After failing to get legislation passed into law last year requiring certain private sector entities to disclose that they've been a victim of a cyber incident, Democrats and Republicans on the House Homeland Security Committee plan to resurrect a bill on incident reporting and others are working on legislation for reporting on data breaches.
Interest in legislation around security incident reporting and data breach notifications picked up steam last week as industry officials said that the time has come for mandatory reporting requirements following a successful hack of at least dozens of federal and private sector networks using a third-party software vendor.

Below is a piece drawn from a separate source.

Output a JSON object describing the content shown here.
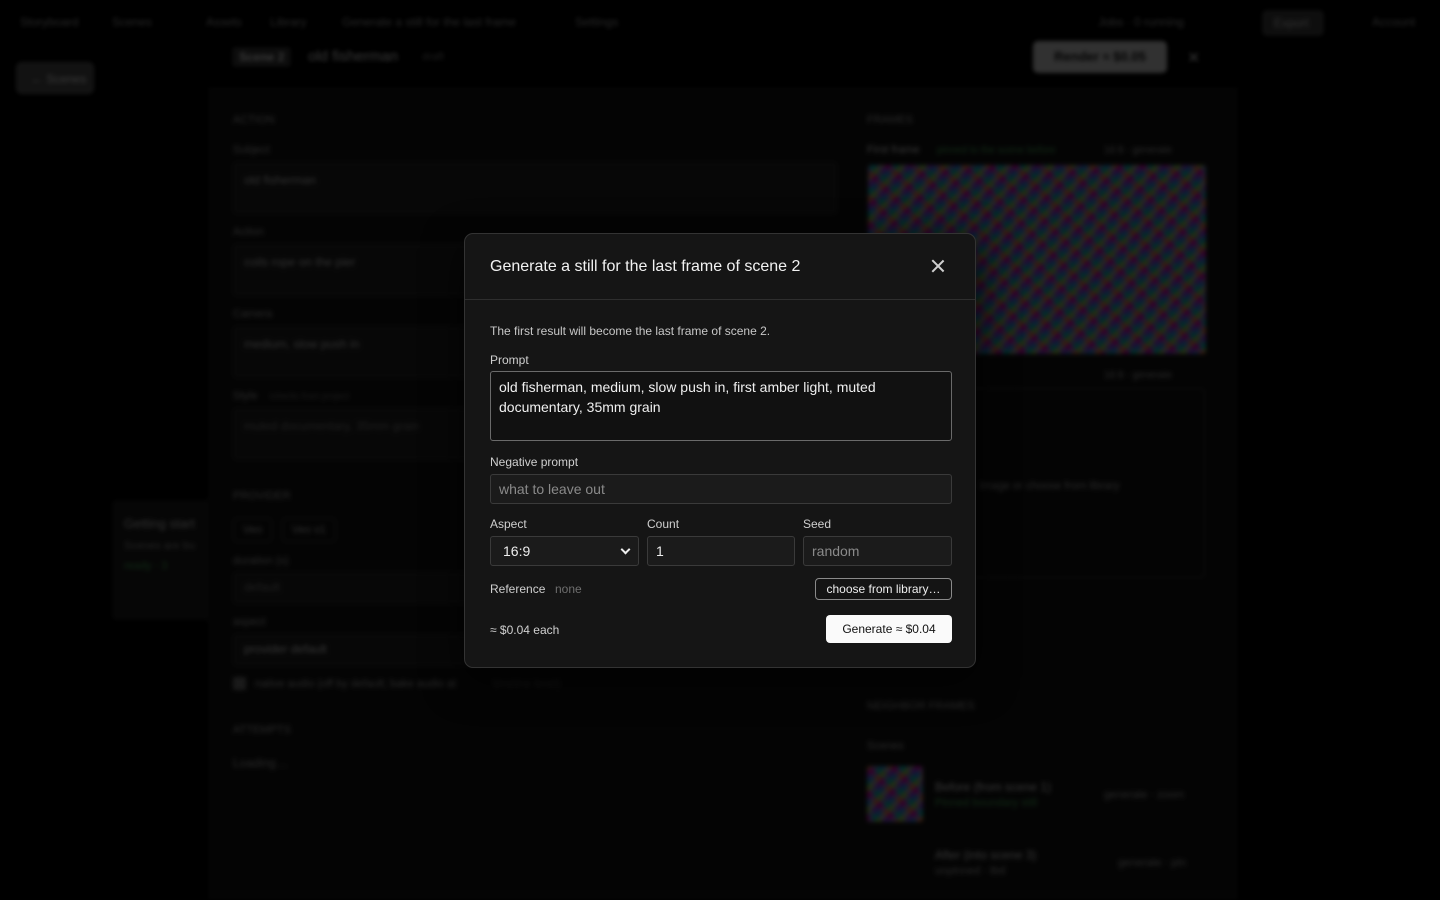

The private sector in the past has discouraged such regulations.
"In recent days, I have been encouraged to learn of growing interest in enacting a cyber incident reporting law," Rep. Bennie Thompson (D-Miss.), chairman of the House Homeland Security Committee, said last Friday in his opening remarks on a hearing examining the private sector's role preventing and investigating the recent hack.
Thompson pointed to an amendment included in the House's version of the fiscal year 2021 National Defense Authorization Act that would have required "covered" critical infrastructure entities to report to the Department of Homeland Security's Cybersecurity and Infrastructure Security Agency on cyber incidents involving things like ransomware, social engineering and malware to occur in their networks. The amendment didn't have support in the Senate and was left out of the final defense bill.
Thompson said that the House will be "trying again this year and hope we can enact cyber incident notification legislation in short order."
Brad Smith, president of Microsoft [MSFT], told the Homeland Security, and Oversight and Reform Committees at their joint hearing that the government has to "encourage and I think even mandate that certain companies do this kind of reporting" instead of remaining silent about a hack. Industry needs to know who to report to in the government, and "CISA is a very strong candidate," he said, adding that additional components that need to be considered include the "process" for reporting and the "type of information that should be shared and when it should be shared and we need to be very careful that, in effect, we don't tell firefighters to stop fighting the fire so that they can fill out forms and meet with government officials instead."
Information sharing about threats and hacks will enable defenders to "connect the dots," Smith said, echoing earlier comments by Kevin Mandia, CEO of the cyber security firm FireEye [FEYE], who said hackers enjoy an asymmetrical advantage in that it only takes a few of them to cause dozens of defenders to sort out an incident. FireEye last December first disclosed the hack that affected it and the federal and private sector networks.
Rep. John Katko (R-N.Y.), the ranking member on the Homeland Security Committee, said, "It's not often that you hear the private sector saying that they need more government mandates. So, that I think highlights the importance and the magnitude of this problem."
Katko said he and Thompson and others will try to "make this a reality." In his prepared remarks, Katko said it remains to be seen whether the private sector should be made to report about threats or if a "hybrid" approach should be taken.
Rep. Michael McCaul (R-Texas), a member of the Homeland Security Committee, said he is working with co-member Rep. James Langevin (D-R.I.) on a bill to mandate notifications of cyber breaches.
McCaul said that companies who share information about breaches and cyber intrusions with the government don't have to risk their reputations and face liabilities. "Sources and methods and company names" can be left out of the notification and threat information could be shared with CISA, which in turn could share it across the private sector and the different levels of government.
Smith said it is "probably…an essential step" for this information to be shared and how it is tailored needs to be discussed between and among government and the private sector.
The legislation that McCaul referred to would build on an earlier bill submitted by Langevin in 2017 to establish a national data breach notification standard. That bill wasn't considered by the House.
Thompson also said that another area that needs addressing is federal contract law. He pointed out that language in federal contracts prevents contractors from discussing with Congress or even CISA when they know "about malicious activity occurring on an agency network because of restrictions agencies add in their contracts."
Microsoft's Smith agreed this is a problem.
Thompson said, "That unnecessarily complicates our oversight work, limits CISA's situational awareness, and slows recovery. I believe that is a problem we can fix quickly."